Page and application data records:
[Start of section]
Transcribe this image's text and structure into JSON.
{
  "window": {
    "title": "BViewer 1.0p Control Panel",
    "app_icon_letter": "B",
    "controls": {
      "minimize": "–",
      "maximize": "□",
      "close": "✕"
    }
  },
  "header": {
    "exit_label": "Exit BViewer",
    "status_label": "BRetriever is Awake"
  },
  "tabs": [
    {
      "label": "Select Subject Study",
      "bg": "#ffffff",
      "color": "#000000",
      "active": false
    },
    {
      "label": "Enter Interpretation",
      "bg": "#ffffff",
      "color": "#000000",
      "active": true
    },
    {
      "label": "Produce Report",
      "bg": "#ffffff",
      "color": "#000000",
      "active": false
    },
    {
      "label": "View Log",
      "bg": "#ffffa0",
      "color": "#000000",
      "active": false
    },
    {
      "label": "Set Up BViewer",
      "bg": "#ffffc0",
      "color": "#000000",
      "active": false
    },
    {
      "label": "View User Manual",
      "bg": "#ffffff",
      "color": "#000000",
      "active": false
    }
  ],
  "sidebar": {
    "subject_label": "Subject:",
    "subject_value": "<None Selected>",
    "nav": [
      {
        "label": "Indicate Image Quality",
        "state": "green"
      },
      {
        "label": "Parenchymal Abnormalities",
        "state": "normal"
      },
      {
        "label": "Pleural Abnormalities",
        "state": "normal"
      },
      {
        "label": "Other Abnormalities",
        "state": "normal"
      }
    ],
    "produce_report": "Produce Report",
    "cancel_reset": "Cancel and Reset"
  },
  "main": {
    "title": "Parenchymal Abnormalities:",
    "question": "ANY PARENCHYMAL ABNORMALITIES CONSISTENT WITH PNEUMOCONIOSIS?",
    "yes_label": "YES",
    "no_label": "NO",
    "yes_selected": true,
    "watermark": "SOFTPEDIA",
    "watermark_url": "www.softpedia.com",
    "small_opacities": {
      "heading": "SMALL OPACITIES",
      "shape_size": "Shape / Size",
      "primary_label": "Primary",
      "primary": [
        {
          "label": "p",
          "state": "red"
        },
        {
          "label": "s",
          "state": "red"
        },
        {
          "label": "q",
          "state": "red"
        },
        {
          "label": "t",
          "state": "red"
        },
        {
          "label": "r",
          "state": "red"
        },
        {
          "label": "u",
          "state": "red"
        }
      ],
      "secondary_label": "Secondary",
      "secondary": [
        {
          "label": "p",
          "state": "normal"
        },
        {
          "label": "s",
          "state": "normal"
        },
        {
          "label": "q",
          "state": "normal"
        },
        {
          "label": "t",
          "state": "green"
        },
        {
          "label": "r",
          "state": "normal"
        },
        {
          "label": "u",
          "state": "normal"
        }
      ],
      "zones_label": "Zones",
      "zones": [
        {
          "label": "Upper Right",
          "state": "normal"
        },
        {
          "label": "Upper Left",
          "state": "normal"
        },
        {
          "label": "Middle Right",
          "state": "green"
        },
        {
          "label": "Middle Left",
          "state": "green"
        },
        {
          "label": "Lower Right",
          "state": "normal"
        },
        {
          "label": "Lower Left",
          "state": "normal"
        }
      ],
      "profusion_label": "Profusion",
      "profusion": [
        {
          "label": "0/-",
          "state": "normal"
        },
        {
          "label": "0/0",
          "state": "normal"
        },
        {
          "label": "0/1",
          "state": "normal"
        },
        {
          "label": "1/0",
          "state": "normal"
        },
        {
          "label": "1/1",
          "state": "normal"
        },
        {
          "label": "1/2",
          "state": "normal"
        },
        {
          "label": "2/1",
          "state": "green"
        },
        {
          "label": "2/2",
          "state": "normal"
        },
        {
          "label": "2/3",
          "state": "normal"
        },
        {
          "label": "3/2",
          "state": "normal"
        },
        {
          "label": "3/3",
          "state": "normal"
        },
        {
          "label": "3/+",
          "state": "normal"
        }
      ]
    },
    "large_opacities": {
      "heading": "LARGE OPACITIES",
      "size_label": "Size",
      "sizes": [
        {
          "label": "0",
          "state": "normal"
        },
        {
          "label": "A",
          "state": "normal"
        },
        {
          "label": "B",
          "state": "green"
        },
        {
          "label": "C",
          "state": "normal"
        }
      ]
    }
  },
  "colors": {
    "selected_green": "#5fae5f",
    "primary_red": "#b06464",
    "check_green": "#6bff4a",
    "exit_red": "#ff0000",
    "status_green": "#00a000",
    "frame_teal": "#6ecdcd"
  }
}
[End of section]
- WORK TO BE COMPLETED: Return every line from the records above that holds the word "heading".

- RESULT FOR THIS EXERCISE:
      "heading": "SMALL OPACITIES",
      "heading": "LARGE OPACITIES",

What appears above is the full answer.